Sidney stayed there with Bryce for a while. They remained cuddled up on the couch and he listened to Bryce tell stories about McKenzie. It was nice to have her open up a little for once. He enjoyed getting to know her in this way and was disappointed when he realized he should probably get back to his place and to the friends who had flown in to see him. He gave Bryce one last hug and left her condo feeling a little bit better about things.
I watched Sidney drive away out the window of the condo, a smile on my face. I should win a fucking Oscar for the performance I just put on. He didn’t have a clue that I had just played him perfectly. When he first called up to the condo I didn’t think I could face him. I was so angry from the night before that I thought I’d strangle him on sight.
I thought about the night before, about how absolutely horrible he and his friends her and how horrible they’d been to me, and I sucked it up. I wanted revenge now more than ever. Sidney was going to get it, and he was going to get it hard. The day I crushed him would be the best day of my life. It was time to get serious.
I was confident that he suspected nothing, that he thought something might be brewing between us. I’d played it perfect. I’d been appropriately angry when he’d arrived, and appropriately sad when we started talking. None of that was difficult since I was feeling all of that already. The hardest part was not letting on to just how angry I was. By the time Sidney left he thought I’d forgiven him, at least enough to give him another chance to prove himself to me.
It was his move now. He wouldn’t risk upsetting me again by getting in touch with me when his friends were in town, so I had a few days to plan.

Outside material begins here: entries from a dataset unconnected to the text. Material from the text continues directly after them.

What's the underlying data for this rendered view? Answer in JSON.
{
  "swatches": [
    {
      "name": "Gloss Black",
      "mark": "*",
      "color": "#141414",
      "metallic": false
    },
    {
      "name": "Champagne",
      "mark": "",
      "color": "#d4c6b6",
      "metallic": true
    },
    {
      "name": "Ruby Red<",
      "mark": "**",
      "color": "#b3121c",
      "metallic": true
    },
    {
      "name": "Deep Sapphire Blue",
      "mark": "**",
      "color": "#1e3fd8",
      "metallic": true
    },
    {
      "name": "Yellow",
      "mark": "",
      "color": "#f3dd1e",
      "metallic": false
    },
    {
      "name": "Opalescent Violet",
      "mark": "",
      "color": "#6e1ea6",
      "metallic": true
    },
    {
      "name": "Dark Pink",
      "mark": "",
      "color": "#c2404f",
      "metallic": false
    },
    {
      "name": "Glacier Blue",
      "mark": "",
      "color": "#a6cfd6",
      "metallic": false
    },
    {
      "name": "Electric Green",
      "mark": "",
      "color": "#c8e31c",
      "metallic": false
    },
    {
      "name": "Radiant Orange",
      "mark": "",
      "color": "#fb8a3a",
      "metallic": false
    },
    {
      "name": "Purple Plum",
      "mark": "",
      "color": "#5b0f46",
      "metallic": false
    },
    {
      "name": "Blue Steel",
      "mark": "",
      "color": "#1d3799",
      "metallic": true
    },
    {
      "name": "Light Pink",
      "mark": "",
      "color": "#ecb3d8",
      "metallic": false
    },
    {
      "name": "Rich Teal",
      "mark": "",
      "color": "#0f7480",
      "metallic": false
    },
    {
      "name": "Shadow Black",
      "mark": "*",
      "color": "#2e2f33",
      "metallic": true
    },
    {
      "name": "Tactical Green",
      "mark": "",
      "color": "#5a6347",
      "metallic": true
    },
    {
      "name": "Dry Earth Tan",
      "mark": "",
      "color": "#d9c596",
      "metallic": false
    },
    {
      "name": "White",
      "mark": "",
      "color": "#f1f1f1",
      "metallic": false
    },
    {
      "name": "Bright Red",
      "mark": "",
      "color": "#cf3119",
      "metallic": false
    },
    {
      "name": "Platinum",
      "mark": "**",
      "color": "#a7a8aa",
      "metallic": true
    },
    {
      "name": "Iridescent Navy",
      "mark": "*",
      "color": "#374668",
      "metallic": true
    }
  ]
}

I knew as soon as they were back on a plane headed home he’d be calling. When he did, I’d be ready.